** Task statement **
Report every line from the material that contains the word "ratio".

** Records for this task **
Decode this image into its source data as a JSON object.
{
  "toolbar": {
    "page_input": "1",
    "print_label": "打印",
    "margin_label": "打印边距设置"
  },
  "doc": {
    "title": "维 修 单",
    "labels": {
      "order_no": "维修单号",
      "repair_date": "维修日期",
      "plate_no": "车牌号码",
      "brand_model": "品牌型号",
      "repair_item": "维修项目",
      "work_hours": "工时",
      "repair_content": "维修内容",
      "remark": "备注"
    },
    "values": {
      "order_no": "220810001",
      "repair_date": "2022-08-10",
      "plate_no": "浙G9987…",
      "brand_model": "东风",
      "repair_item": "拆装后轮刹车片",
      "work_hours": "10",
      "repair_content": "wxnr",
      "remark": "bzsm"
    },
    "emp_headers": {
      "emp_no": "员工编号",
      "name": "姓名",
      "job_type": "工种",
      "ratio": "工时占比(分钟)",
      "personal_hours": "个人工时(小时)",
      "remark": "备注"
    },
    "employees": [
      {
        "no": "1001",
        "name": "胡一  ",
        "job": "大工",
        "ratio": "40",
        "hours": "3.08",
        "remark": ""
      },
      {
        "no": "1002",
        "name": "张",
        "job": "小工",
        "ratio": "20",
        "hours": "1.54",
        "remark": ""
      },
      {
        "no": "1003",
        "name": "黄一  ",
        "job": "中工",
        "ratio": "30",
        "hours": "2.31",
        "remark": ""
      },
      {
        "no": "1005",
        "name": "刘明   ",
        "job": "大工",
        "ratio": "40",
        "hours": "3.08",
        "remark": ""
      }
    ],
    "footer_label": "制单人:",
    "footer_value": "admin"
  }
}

** Response to the exercise **
      "ratio": "工时占比(分钟)",
        "ratio": "40",
        "ratio": "20",
        "ratio": "30",
        "ratio": "40",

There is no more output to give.